● Task: Go through the records and report each line holding the string "cost".

***** Data

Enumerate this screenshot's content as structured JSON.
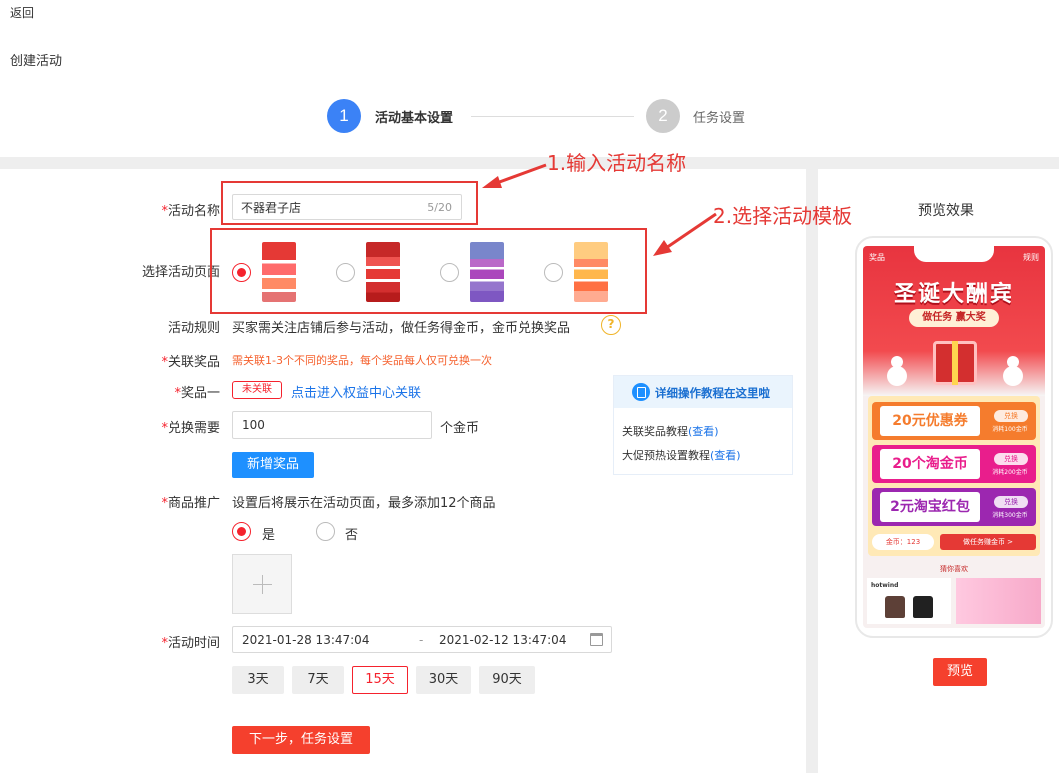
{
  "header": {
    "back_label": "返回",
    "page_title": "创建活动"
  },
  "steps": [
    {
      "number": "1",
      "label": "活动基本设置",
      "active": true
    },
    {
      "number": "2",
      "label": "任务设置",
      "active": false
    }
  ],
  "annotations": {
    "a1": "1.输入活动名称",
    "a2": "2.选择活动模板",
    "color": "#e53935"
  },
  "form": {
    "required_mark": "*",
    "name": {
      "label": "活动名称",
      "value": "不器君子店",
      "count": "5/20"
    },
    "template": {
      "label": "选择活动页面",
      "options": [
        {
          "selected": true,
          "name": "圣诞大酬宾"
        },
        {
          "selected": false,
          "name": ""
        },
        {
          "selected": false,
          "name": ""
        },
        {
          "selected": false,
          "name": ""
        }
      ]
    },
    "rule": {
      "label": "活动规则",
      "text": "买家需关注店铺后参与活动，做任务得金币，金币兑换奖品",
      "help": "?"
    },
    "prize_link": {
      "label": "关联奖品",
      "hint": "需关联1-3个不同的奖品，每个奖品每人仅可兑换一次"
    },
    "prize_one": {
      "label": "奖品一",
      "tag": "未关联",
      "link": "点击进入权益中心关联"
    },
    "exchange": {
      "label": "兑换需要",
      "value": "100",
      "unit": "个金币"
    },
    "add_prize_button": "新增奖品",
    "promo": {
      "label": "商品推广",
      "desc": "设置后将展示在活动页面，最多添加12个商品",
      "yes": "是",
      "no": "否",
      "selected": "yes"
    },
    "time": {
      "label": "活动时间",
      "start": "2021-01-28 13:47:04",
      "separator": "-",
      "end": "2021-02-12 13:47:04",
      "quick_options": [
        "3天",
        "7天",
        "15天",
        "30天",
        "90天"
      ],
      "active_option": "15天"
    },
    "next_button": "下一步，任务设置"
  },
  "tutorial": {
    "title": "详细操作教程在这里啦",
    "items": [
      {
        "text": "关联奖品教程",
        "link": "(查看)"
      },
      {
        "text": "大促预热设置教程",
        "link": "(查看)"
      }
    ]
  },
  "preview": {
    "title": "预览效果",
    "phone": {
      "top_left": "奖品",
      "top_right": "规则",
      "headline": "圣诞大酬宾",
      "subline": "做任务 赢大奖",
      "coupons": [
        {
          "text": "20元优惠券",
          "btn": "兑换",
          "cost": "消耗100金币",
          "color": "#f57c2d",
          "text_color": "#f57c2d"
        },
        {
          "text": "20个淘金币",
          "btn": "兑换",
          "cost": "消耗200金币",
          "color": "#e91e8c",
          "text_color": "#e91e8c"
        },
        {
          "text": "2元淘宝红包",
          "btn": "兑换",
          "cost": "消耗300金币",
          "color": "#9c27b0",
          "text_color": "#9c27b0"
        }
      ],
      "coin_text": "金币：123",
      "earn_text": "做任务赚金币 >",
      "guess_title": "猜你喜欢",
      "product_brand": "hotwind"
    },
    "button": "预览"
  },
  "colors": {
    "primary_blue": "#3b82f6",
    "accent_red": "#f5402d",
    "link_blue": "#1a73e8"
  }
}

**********

● Solution:
          "cost": "消耗100金币",
          "cost": "消耗200金币",
          "cost": "消耗300金币",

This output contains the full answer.